When I was in high school, my guidance counselor underestimated me and tried to discourage me from pursuing my dream to become a lawyer. In his opinion, since no one in my family had attended college, it was best for me to pursue a career as a legal secretary. Although I thought a career as a legal secretary would be interesting, it wasn't my aspiration. Thanks to the encouragement of my family and a different guidance counselor, I went on to college and law school, and have enjoyed great success in my legal career. I never felt the need to return to tell that guidance counselor he was wrong. I just used his underestimation of my capabilities to motivate myself and to encourage others to pursue their dreams.

So for those who need encouragement, I say to you today, don't let others deter your pursuit of your dream(s). Don't give up unless you choose to do so. Others won't always support your dream; learn to encourage yourself. Work hard, be determined, diligent, focused, and poised. Work toward your dream like there's no tomorrow.
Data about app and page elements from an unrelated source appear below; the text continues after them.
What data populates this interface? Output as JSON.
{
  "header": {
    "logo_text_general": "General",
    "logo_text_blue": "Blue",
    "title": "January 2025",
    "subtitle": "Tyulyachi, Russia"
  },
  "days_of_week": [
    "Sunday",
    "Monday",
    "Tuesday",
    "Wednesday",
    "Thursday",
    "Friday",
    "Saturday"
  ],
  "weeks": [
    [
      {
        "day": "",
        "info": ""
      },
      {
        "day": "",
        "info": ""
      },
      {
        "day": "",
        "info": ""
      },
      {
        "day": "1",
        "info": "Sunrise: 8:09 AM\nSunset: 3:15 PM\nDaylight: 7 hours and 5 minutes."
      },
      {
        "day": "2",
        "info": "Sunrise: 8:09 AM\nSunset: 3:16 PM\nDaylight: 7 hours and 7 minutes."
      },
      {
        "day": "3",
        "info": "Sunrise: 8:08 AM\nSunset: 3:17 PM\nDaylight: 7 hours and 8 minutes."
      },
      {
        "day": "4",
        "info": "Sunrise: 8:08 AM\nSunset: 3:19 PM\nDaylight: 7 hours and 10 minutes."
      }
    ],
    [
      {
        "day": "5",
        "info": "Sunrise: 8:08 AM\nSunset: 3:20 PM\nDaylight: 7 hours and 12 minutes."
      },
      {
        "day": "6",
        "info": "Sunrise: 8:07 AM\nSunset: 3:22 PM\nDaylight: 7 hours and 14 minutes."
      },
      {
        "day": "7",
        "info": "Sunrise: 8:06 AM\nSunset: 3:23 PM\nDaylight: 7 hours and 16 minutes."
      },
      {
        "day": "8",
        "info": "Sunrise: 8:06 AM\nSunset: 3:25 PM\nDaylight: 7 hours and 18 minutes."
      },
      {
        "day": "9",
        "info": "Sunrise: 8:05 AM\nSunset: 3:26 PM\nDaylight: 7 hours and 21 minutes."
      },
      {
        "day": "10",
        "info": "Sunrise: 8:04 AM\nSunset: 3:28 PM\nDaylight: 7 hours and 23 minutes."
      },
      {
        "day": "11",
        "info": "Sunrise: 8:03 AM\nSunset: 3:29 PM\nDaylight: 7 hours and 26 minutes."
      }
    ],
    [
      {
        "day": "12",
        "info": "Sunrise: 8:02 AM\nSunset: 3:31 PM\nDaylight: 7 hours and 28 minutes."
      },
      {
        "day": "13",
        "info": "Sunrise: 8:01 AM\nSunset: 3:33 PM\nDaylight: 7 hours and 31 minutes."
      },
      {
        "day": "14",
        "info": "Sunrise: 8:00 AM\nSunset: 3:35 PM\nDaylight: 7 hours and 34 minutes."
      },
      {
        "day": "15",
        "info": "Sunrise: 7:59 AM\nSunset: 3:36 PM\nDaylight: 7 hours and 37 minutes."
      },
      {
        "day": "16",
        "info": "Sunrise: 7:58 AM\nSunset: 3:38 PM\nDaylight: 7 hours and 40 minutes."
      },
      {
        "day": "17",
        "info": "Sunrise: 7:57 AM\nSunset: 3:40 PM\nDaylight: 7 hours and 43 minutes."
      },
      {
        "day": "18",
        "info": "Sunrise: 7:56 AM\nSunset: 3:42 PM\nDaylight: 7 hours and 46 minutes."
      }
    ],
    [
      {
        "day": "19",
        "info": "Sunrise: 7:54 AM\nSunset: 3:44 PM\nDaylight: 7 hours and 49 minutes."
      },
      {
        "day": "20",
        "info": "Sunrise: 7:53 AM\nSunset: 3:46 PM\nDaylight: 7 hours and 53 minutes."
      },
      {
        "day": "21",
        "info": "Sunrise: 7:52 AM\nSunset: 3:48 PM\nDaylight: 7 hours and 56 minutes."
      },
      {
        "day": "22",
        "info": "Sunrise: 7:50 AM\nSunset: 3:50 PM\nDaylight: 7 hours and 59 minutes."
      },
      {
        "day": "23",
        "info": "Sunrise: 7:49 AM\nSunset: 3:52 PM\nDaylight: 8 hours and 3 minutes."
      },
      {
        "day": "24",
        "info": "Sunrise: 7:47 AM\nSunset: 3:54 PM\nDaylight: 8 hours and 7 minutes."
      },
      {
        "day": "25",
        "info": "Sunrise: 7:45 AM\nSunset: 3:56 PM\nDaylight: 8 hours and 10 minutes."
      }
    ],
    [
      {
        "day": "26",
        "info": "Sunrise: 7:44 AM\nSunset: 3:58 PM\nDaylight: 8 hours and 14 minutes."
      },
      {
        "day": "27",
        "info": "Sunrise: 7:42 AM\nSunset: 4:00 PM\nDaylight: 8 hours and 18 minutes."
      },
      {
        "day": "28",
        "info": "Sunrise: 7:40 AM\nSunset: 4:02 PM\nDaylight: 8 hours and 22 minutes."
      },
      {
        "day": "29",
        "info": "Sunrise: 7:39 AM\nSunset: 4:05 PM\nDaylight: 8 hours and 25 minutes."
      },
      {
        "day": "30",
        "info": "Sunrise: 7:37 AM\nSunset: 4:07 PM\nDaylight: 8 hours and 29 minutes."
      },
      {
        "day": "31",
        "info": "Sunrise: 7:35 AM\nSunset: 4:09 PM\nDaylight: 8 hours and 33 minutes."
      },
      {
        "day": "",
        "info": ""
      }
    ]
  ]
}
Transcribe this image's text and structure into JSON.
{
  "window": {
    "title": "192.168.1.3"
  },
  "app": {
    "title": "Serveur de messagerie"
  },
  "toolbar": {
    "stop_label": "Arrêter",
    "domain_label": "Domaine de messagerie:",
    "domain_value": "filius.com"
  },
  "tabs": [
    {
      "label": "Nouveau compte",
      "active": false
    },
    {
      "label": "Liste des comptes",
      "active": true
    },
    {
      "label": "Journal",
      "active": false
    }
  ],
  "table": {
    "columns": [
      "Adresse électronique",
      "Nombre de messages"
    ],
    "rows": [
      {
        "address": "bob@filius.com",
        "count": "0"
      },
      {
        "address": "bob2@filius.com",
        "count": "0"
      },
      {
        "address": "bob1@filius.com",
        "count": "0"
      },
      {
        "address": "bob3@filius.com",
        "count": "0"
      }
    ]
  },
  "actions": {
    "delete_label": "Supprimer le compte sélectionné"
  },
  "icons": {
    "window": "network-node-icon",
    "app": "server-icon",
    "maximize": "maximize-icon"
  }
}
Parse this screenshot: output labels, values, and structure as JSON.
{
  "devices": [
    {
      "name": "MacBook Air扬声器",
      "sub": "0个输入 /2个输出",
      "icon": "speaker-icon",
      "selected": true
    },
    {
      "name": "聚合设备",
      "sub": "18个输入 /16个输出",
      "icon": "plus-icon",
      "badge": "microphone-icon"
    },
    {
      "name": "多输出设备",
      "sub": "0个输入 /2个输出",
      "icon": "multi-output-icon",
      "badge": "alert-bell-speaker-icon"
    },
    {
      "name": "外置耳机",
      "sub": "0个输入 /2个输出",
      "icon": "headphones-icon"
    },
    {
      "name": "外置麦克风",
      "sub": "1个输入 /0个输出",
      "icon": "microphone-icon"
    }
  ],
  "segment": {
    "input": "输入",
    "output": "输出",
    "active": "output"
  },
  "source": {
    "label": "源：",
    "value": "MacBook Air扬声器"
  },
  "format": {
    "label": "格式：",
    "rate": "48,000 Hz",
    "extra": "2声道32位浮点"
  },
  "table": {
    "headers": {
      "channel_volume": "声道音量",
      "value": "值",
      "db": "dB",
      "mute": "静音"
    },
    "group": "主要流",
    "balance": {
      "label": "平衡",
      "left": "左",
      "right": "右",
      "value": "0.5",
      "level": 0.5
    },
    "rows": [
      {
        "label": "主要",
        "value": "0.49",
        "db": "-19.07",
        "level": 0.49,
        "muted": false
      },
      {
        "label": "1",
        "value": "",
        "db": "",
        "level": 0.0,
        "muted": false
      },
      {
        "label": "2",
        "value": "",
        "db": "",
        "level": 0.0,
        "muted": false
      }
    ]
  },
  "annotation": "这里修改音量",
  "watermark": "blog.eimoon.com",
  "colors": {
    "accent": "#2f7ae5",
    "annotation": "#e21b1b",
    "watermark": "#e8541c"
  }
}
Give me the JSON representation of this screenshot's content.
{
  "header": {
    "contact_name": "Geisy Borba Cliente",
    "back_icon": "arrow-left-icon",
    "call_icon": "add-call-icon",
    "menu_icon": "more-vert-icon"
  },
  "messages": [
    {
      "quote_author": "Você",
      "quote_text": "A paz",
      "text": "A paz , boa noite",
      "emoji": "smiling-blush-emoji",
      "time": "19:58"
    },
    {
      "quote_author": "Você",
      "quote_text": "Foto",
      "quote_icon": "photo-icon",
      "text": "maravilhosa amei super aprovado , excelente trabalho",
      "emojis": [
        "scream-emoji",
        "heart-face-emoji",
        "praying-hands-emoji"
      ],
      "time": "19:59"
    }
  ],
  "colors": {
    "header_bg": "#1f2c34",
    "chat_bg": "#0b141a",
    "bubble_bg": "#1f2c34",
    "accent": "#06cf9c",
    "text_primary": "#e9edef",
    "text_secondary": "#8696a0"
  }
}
And once you've achieved it, smile and let your gold (your accomplishment) speak for itself. Give 'em the Gabby.